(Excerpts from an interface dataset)
____________
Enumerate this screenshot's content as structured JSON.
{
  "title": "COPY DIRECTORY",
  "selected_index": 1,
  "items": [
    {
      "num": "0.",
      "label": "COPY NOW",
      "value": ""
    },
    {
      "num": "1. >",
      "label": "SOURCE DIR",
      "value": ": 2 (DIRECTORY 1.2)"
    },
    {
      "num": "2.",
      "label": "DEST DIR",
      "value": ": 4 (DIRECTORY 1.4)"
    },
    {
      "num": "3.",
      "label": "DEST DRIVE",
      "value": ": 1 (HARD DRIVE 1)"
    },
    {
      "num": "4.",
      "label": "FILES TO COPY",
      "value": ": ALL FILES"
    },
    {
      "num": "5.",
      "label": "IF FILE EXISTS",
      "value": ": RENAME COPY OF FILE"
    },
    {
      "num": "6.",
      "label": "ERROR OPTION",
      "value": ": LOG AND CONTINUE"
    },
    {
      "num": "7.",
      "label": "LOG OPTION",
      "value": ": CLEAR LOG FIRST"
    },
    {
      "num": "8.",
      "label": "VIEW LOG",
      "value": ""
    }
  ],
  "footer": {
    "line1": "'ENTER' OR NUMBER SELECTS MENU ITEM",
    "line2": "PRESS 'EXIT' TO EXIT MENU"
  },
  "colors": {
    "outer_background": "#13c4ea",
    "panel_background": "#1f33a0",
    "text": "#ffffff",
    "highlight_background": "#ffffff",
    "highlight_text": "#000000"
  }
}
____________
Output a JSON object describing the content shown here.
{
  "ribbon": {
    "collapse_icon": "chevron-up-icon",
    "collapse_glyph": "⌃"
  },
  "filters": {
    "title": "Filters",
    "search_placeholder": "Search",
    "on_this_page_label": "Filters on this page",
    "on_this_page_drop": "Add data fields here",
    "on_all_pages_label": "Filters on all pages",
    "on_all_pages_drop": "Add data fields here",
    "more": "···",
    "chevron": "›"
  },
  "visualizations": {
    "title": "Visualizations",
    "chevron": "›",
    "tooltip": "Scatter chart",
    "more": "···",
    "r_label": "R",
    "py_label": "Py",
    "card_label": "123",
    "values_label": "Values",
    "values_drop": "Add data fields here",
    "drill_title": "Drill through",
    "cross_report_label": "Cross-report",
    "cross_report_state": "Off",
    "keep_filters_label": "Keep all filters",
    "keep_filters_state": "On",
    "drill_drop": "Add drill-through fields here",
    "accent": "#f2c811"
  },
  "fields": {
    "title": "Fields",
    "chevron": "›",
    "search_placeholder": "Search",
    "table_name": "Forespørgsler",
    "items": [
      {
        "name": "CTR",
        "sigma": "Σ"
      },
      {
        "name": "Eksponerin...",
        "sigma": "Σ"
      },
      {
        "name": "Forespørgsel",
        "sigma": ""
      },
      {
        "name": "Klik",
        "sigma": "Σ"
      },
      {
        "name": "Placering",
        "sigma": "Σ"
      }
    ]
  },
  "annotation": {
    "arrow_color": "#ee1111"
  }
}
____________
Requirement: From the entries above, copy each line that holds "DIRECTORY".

Task answer:
  "title": "COPY DIRECTORY",
      "value": ": 2 (DIRECTORY 1.2)"
      "value": ": 4 (DIRECTORY 1.4)"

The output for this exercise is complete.